Like a good neighbor, the National Corvette Museum Motorsports Park is there.
Paraphrasing that old State Farm slogan is one way to summarize the approach the Motorsports Park will be taking in the aftermath of a new noise agreement reached with a neighborhood group last week.
Lawyers from both sides of the issue seem pleased with the compromise that was approved by the City County Planning Commission on Thursday, confident that the revised Detailed Development Plan will provide guidelines to keep everyone out of court in the coming years.
Says NCM attorney Aaron Smith:
“My client’s obligation to operate within those sound limits is going to continue into the future, and we like that because now we all have a specific set of guidelines, and it’ll be better for everyone involved.”
Agrees Chris Davenport, who represented the Clark Circle neighborhood and said they had two goals of the lawsuit filed against the Motorsports Park in October 2015:
“One: it allows the Corvette Museum to continue to operate their track in a reasonably appropriate manner, and then number two: it protects my client’s reasonable use of their properties.”
Smith says the NCM has “lots of plans on the table,” including additional track areas, “things of that nature, nothing concrete as they move forward but lots of potential options.”
Any long-range planning will take into account the park’s obligations to its neighbors, planning commission, and the community, Smith added.
Not that they really have any choice but to do so.
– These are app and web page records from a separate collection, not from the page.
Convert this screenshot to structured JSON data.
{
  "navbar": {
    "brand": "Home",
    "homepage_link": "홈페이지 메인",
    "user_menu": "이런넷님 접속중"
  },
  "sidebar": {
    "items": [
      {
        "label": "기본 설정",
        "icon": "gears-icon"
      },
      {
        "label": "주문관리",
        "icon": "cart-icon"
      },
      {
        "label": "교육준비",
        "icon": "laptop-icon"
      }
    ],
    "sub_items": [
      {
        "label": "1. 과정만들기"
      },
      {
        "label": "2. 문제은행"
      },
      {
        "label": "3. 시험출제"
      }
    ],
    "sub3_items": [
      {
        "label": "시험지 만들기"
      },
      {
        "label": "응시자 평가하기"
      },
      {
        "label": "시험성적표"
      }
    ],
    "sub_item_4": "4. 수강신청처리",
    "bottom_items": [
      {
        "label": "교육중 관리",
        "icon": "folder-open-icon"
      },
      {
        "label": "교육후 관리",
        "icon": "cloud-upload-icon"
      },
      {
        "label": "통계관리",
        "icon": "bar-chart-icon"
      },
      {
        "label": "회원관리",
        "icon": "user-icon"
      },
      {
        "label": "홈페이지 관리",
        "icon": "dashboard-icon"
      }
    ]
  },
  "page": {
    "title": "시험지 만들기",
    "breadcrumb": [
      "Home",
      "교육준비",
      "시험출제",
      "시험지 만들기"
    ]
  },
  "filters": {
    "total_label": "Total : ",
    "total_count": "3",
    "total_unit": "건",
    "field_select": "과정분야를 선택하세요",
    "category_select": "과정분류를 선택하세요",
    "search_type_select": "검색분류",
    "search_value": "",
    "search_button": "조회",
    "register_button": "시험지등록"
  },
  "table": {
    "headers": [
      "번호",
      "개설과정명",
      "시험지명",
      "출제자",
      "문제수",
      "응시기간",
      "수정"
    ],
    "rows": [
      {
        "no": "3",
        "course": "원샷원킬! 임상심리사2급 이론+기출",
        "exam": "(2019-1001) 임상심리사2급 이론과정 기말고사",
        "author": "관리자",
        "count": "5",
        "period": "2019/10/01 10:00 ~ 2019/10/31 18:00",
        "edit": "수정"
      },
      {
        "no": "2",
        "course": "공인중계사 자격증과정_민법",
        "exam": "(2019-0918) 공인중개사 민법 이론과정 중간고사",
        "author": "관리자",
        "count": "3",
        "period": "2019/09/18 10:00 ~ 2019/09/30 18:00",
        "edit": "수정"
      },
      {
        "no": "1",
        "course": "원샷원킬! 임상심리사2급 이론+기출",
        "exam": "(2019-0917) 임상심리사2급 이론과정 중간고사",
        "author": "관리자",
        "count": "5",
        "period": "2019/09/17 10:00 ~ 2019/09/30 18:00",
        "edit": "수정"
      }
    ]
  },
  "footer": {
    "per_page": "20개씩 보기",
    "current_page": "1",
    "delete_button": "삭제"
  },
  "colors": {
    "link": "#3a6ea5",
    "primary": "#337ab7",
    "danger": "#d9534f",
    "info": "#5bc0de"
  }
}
If the NCM fails to comply to the agreed-upon noise levels, “that triggers a number of penalties, as I would call them, that my clients can enforce,” Davenport says.
NCM Motorsports Park’s Noise Plan Approved By Planning Commission
NCM Motorsports Park to Present Noise Abatement Agreement with Homeowners at March Hearing
Corvette Museum and Homeowners Reach Noise Agreement Over the NCM Motorsports Park